Dal makhani was a staple in United India before partition. It was popularized in India following partition, when many people from the Punjab migrated to the northern regions of India. As the Punjabi diaspora migrated across India and internationally, the dish was introduced to local consumers by entrepreneurial Punjabi migrants Kundan Lal Gujral who opened the Moti Mahal restaurant in Daryaganj, Delhi, India. Dal makhani is now universally recognized as a quintessentially Indian dish, and variations of the fare are served in a wide variety of eateries and restaurants internationally. Dal Makhani’s popularity is due in part to its versatility and the rich vegetarian dish can be served as a main meal, included in a buffet (thali) or as an accompaniment to a principal meal. In India, soups and curries with a red or yellow lentil base are an important staple; however, due to dal makhani's rich texture and lengthy preparation process, many Indians only consume the dish on days of significance, such as birthdays, national holidays, weddings and religious observances.

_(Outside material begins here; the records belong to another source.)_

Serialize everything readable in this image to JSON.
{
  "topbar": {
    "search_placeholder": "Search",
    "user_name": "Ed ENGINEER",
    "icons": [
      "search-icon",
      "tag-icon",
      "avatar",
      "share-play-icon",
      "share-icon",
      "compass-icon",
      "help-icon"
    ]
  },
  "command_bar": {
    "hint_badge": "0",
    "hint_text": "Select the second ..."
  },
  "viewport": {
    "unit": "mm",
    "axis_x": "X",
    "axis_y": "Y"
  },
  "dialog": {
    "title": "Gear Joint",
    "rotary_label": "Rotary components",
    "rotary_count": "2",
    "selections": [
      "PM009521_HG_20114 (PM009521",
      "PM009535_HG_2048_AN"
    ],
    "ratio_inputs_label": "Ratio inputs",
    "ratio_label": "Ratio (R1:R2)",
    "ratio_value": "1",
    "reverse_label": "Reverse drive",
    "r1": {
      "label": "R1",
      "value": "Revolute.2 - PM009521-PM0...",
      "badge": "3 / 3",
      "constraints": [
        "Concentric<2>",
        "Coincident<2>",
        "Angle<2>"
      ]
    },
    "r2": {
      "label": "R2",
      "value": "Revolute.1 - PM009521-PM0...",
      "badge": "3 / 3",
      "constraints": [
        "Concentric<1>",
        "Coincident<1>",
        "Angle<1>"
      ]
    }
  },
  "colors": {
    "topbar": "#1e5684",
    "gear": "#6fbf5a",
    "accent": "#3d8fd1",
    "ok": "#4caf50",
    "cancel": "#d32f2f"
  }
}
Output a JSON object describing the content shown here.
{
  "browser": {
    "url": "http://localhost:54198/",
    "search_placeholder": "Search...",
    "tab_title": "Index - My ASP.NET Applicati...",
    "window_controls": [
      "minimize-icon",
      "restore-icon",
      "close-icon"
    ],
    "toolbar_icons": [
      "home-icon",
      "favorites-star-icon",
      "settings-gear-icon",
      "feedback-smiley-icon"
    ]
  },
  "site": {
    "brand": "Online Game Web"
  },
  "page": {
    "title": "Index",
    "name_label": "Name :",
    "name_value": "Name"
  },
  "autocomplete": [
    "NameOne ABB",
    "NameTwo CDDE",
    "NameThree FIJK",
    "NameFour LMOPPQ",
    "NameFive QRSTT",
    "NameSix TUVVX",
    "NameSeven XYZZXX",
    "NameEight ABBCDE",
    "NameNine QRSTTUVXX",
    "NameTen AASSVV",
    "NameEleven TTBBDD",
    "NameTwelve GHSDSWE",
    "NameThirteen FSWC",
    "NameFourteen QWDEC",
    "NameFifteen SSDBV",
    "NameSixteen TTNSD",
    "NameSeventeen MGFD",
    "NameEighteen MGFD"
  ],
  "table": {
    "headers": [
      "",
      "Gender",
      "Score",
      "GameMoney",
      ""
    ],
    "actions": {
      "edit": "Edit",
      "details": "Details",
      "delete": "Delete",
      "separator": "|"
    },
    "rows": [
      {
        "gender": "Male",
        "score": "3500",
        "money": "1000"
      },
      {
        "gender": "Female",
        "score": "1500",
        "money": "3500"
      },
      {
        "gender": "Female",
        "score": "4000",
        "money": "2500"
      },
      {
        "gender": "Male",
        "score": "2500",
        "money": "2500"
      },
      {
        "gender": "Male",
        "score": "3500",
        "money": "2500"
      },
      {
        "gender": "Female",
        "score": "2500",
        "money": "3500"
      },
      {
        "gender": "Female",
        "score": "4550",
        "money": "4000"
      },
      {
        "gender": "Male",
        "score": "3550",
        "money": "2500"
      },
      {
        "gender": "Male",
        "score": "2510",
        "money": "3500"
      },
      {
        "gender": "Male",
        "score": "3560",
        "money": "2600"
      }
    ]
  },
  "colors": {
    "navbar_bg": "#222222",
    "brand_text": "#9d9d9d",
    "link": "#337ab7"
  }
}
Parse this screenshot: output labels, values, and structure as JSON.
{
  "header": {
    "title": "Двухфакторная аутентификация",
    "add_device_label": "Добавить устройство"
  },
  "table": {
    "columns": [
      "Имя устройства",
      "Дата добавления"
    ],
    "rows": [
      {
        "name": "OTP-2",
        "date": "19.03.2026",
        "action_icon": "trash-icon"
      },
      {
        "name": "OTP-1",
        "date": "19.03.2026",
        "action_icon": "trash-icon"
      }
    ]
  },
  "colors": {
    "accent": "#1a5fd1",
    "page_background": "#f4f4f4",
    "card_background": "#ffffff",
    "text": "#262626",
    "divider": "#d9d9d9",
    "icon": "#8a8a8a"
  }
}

The traditional preparation of dal makhani involves a series of time-consuming procedures, which can take up to 24 hours to complete. However, with the availability of modern cooking equipment, including electric pressure cookers, the preparation time of the dish has reduced significantly to 2–3 hours.